There are worlds within worlds that echo across church life. Bells and their ringers are one such orbit that until I started to seriously visit churches I was ignorant about. It wasn't that I didn't know that bells existed. It is just that the process of bell ringing was dealt with by other people. My involvement was mostly to stay away from the ropes, not touch things that didn't concern me and nod approvingly while appreciating the sound of a well rung peal.
Yet who wouldn't love to spend at least half an hour up in the Gods, looking at the enormously heavy bells and their ropes and frames?
See those ladders to the left, at the back... ladders like that!

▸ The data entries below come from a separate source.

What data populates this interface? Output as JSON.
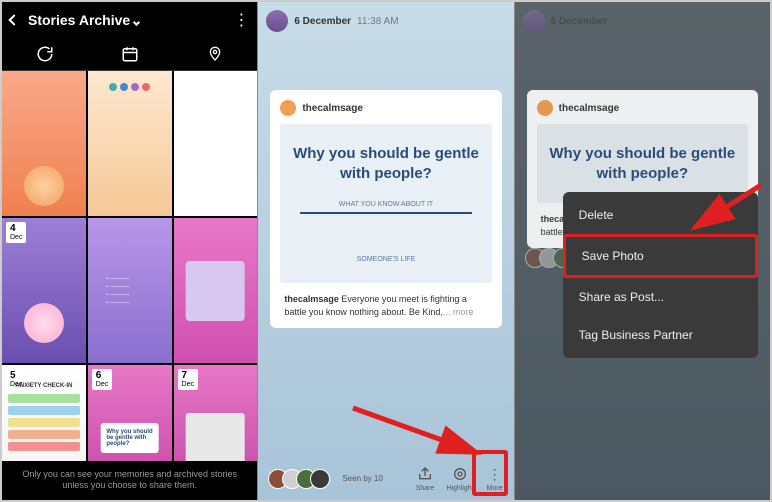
{
  "archive": {
    "title": "Stories Archive",
    "footer": "Only you can see your memories and archived stories unless you choose to share them.",
    "cells": [
      {
        "date": "",
        "mon": ""
      },
      {
        "date": "",
        "mon": ""
      },
      {
        "date": "",
        "mon": ""
      },
      {
        "date": "4",
        "mon": "Dec"
      },
      {
        "date": "",
        "mon": ""
      },
      {
        "date": "",
        "mon": ""
      },
      {
        "date": "5",
        "mon": "Dec"
      },
      {
        "date": "6",
        "mon": "Dec"
      },
      {
        "date": "7",
        "mon": "Dec"
      }
    ],
    "anxiety_title": "ANXIETY CHECK-IN",
    "gentle_card": "Why you should be gentle with people?"
  },
  "story": {
    "timestamp": "6 December",
    "time2": "11:38 AM",
    "username": "thecalmsage",
    "card_title": "Why you should be gentle with people?",
    "sub1": "WHAT YOU KNOW ABOUT IT",
    "sub2": "SOMEONE'S LIFE",
    "caption_user": "thecalmsage",
    "caption_text": " Everyone you meet is fighting a battle you know nothing about. Be Kind,",
    "more": "... more",
    "seen": "Seen by 10",
    "actions": {
      "share": "Share",
      "highlight": "Highlight",
      "more": "More"
    }
  },
  "menu": {
    "items": [
      "Delete",
      "Save Photo",
      "Share as Post...",
      "Tag Business Partner"
    ]
  }
}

I am actually a tiny bit scared of heights, and I have to steel myself and remember not to look down. This looking down advice is especially true when half way up a swaying ladder following a Tower Captain nearly twice my age who is shinning up and down easily and putting me to shame. If you look down you freeze (or get the urge to throw yourself off), neither is a good option.
Once up there it is worth every second of the climb though.
Some towers have proper bell chambers, like this one at Sible. It is homely and filled with pieces of mismatched furniture, and all things necessary to bell ringers. Then you wonder, as you've just squeezed your way up a narrow winding stone staircase... how the hell did they get any of this stuff up here? It must have been a nightmare to push it up the steep spiral steps in the half dark.
|St Gregory Sudbury & St Mary Belchamp Walter|
It isn't all memorialising either. There are more organic designs to be found; beautiful plants growing from the walls, birds singing and strutting across the stone. The top design is executed in low relief, the piece to the right covered in limewash but still flowering through. You wouldn't think there was so much life in a bell tower.
|St Gregory Sudbury|